Where it starts getting complicated when you consider changes over the time and aggregates. Time component affects the calculations because the exchange rate changes. Aggregates throw in another spanner because you can’t simply add Icelandic Krónas and Netherlands Antillean Guilders.

Let’s say we have sites around the globe with some equipment purchased and assigned. Our base currency is USD. Site total are calculated using rollup fields.

Site record for Sydney, Australia (not Sydney, Nova Scotia) as of 1 July 2020:

Exchange rate0.6895
NamePriceFXTotal USD
5m cable$300.6895$21

How Dataverse calculates the totals:

  • Take the price values entered by the user ($50 and $30), convert to the base currency ($34 and $21 USD)
  • Calculate the total using base currency ($55)
  • Convert back to $80 in the record’s currency (AUD) using FX rate of 0.6895

That was easy, right? Skip forward to November 2.

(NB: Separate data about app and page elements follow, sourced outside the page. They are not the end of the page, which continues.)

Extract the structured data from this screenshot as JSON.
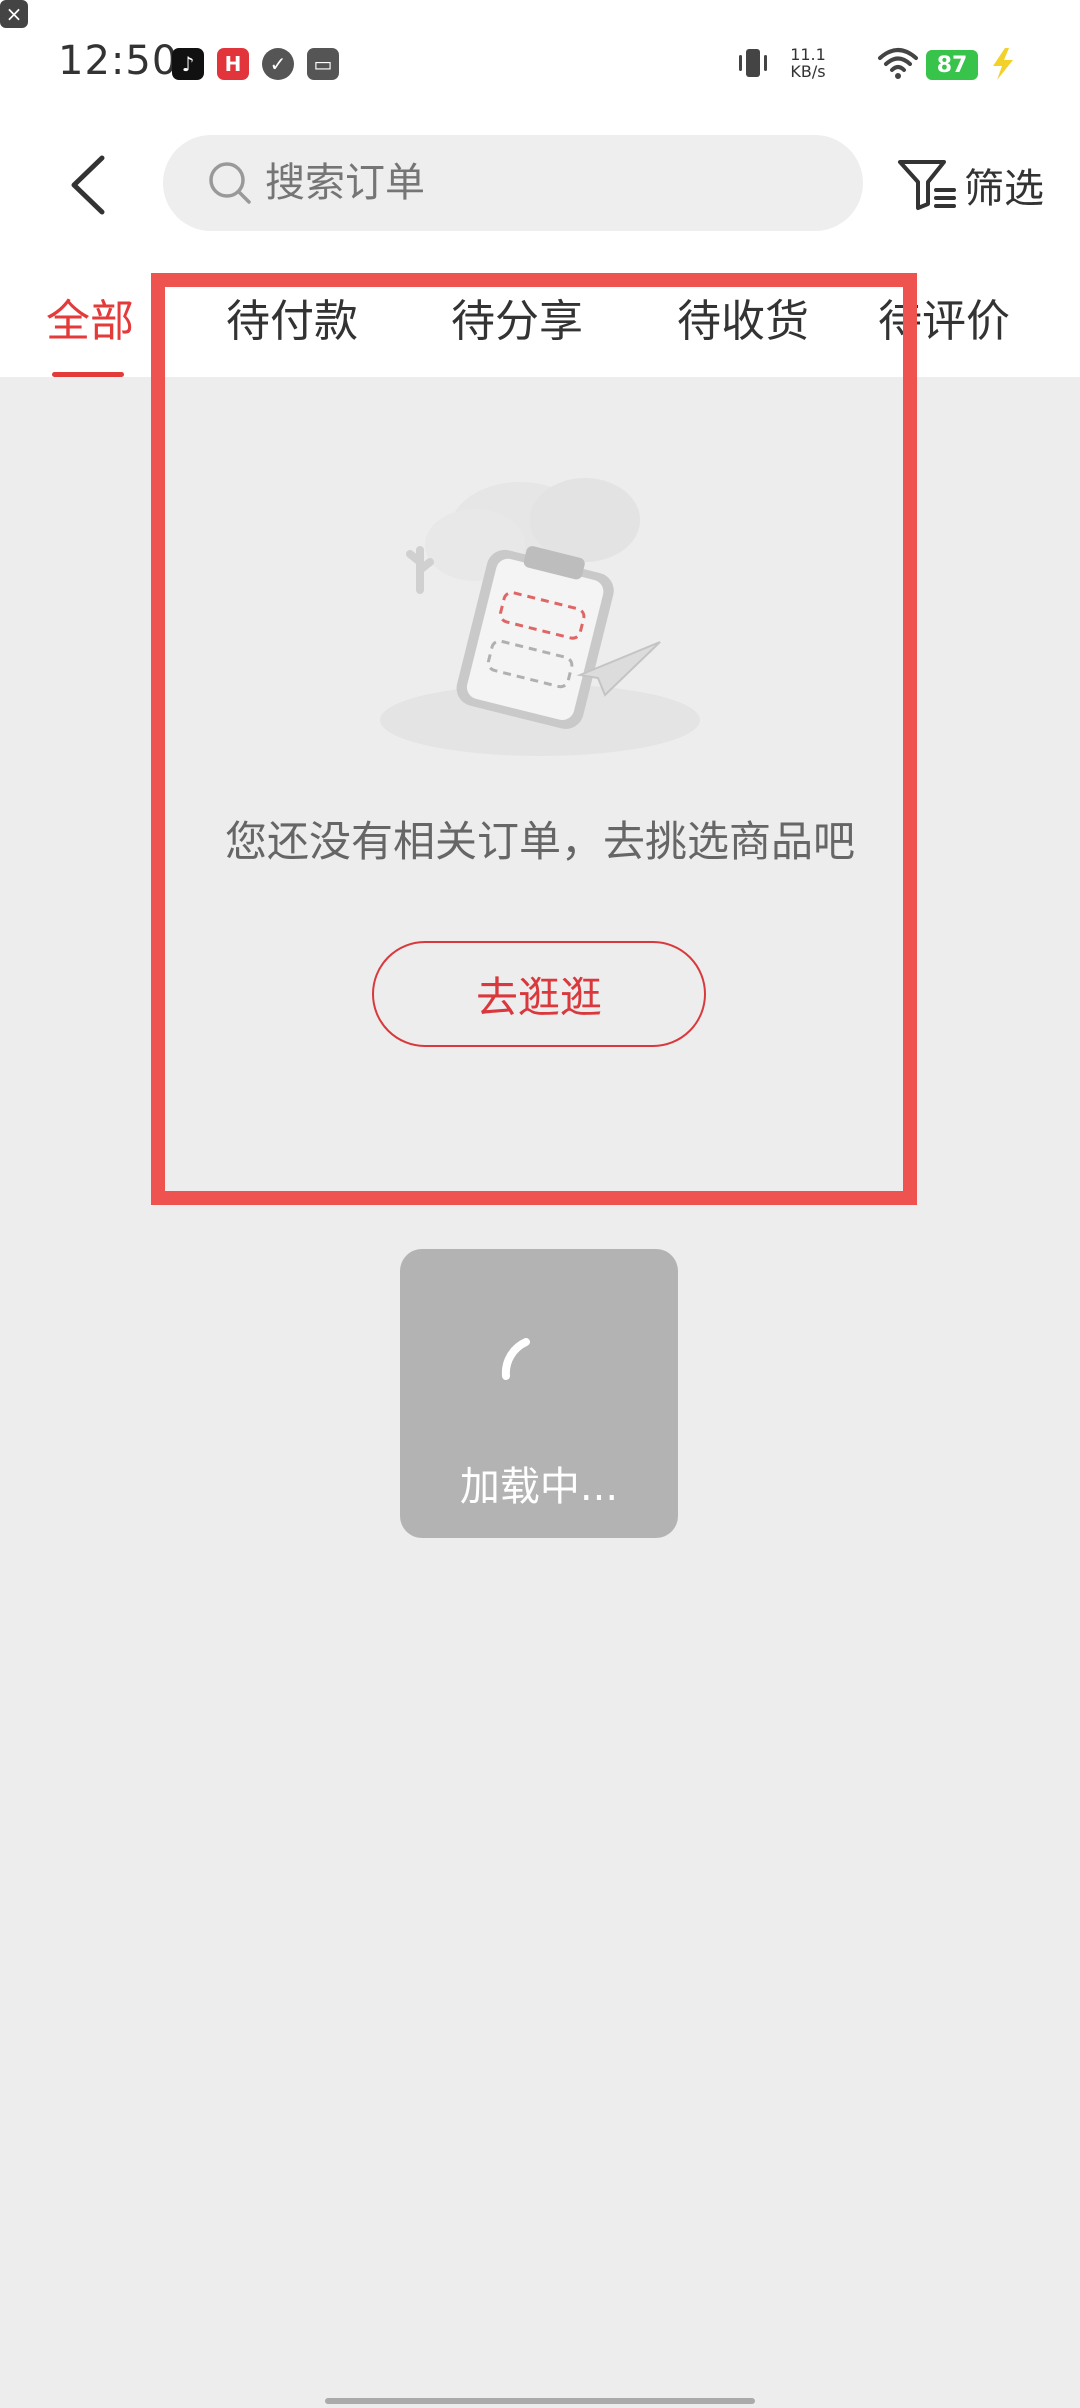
{
  "status_bar": {
    "time": "12:50",
    "net_speed_value": "11.1",
    "net_speed_unit": "KB/s",
    "battery": "87",
    "icons": [
      "tiktok-icon",
      "app-red-icon",
      "check-badge-icon",
      "bag-icon",
      "vibrate-icon",
      "sim-off-icon",
      "wifi-icon",
      "charging-icon"
    ]
  },
  "header": {
    "search_placeholder": "搜索订单",
    "filter_label": "筛选"
  },
  "tabs": [
    {
      "label": "全部",
      "active": true
    },
    {
      "label": "待付款",
      "active": false
    },
    {
      "label": "待分享",
      "active": false
    },
    {
      "label": "待收货",
      "active": false
    },
    {
      "label": "待评价",
      "active": false
    }
  ],
  "empty_state": {
    "message": "您还没有相关订单，去挑选商品吧",
    "button_label": "去逛逛"
  },
  "loading": {
    "text": "加载中..."
  },
  "colors": {
    "accent": "#e33a3a",
    "highlight_border": "#ef5350",
    "page_background": "#ededed",
    "battery": "#38c34a"
  }
}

Exchange rate0.7
NameTotalFXTotal USD
5m cable$300.6895$21

Same data but we just lost $1 because the exchange rate went up to 0.7. Individual items didn’t recalculate as we haven’t change anything.

Let’s keep going. On the same date we added another item:

Exchange rate0.7
NameTotalFXTotal USD
5m cable$300.6895$21

Note that the exchange rate for the last item is different. Roll forward to today:

Exchange rate0.7628
NameTotalFXTotal USD
5m cable$300.6895$21

And we seemingly lost money again because our peso keeps climbing.

While math is correct, it does not feel right. We purchased items in AUD so the total shouldn’t change. Right? The answer is “it depends” on how your business records the value of the assets, how the depreciation is calculated, and if the moon is in the house of Saturn. We’re not even taking into account when the individual lines will recalculate – it’s a separate topic.

The most common localized style of recording is to calculate the aggregate value in the local currency and then convert to USD. Total line should look like this:


Things can get really heavy if individual items can indeed be in the different currencies. You’d need to decide if you want to convert the items to the base or local currency when doing the calculations.

That makes more sense but it’s not possible for Dataverse to perform this mental gymnastics. Solution? Do it yourself. It wouldn’t be too difficult to write a cloud flow that would iterate over the assets and calculate the total value the way the business wants. Needs to be real-time? Summon a developer and get them to write a plugin.

Bottom line

Multi-currency aggregates rarely work the way the business wants out-of-the-box, handle them with care.

  • Remember that any OOB aggregates are done in the base currency.
  • Understand the individual records recalculate only when they are saved and they will use the current exchange rate (stored in the currency settings). That may or may not be what the business wants or expects.
  • Explain the calculations to the business and confirm that is (or is NOT) expected and/or correct.
  • Decide if the exchange rate should be updated on a regular basis using some external FX service OR if the business would prefer to have a fixed exchange rate and adjust it as required on an infrequent but regular basis (not an uncommon accounting approach).
  • Apply UCS™ methodology[1] to figure out if custom calculations make sense. Most of the time they do.

[1] Use Common Sense